I underestimated the impact of Covid on my colleagues and it took them by surprise too. We had good counselling and other support services in place but I take more care now in pacing our works. We also have more wellbeing initiatives in place so that my team can recognise when things are getting to be too much.
Leadership and in-house expertise
Leadership at all the different levels within the team is critical. During my time at Gordonstoun, we’ve built up a leadership structure that underpins the planning and management of works. We’ve been able to do this because we’ve made structural changes to focus resources on the places they’re most needed.
In the past, the team was made up of brilliant, dedicated people but they were set up to be completely reactive. When asked for a five-year plan, they had difficulty finding the time to produce it.
“We’ve built up a leadership structure that underpins the planning and management of works.”

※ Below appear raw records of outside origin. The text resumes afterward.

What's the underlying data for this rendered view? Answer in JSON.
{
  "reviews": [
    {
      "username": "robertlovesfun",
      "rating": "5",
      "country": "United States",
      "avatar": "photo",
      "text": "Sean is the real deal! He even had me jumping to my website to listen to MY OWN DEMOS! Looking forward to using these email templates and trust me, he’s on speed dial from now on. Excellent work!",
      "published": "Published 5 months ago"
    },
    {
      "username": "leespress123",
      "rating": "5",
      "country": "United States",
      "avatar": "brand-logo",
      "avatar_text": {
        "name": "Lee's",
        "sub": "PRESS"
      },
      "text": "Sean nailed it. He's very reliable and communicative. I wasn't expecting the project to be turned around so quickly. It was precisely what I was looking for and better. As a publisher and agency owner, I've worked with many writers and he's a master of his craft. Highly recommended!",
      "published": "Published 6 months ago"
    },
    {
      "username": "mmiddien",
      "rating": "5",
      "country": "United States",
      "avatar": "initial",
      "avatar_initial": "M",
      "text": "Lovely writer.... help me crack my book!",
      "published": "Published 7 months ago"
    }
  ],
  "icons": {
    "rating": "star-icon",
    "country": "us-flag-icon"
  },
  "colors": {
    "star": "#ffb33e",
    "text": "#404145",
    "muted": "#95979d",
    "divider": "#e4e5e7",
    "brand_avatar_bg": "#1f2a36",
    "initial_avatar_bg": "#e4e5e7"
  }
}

Really specific expertise is needed to complete this task. For a while, we used a great third party quantity surveyor as a project manager but now we have recruited qualified staff into the team whose primary role is to plan and manage works. Whilst our contractors were very good, our new in-house team has saved the school so much money by challenging prices and ensuring high quality work that they have recouped the cost of their own wages.
We’ve had ups and downs in our journey towards longer-term planning but it’s been worth it. Our students are delighted with their newly decorated boarding houses, everyone loves our new buildings and we’ve worked together to find a way to implement the change in a way that has kept everyone on board.
1. Book contractors far in advance
Even if you don’t know exactly what they’ll be doing, book slots and keep in close contact with them as you go through your planning process. Contractor availability in our part of the UK is our biggest bottleneck.
2. Make sure you’ve got the right people
Often maintenance teams’ strengths lie in their ability to be reactive. This can conflict with the need for longer-term planning. Before you do any long-term planning, check to what extent the team can lead on such a task. You may need to bring in different expertise if you don’t have this in-house.
3. Prioritise but also be dynamic in your planning
You may be able to squeeze in lower priority projects because a contractor becomes available or because a resident is going on holiday. Be ready to do this.
4. Move outdoors
At Gordonstoun we use our outdoor facilities as an extension of our inside spaces; this can create useful space when works are being carried out.
5. Plan to complete major works during term time
Schools buildings are rarely used at full capacity all the time so it’s not impossible to undertake major works during termtime. Can you decant activities elsewhere on your campus so that facilities are freed up for major works?
6. Relationships are really important
Build consensus and a shared understanding around planned works. We couldn’t have decanted our boarding houses without really good relationships between the estates and pastoral teams.
7. Involve the SLT in planning and prioritising
Linked to the point above, our whole senior leadership team owns the capex plan and everyone is able to explain to their own teams why we’ve chosen certain priorities. This takes heat off the teams who, whilst they implement the plans, have little control over them.
7. Be careful not to run your teams and your contractors too hard
It’s tempting to do as much as possible but everyone needs a break and sometimes pushing for ‘stretch goals’ can have really negative consequences. As with everything, there is a balance to be struck. It’s our role as leaders to keep an eye on our people and make sure they’re not over-committed to the point of burnout.
Developing Gordonstoun’s campus masterplan:
This article first appeared in the summer 2023 print edition of School Management Plus.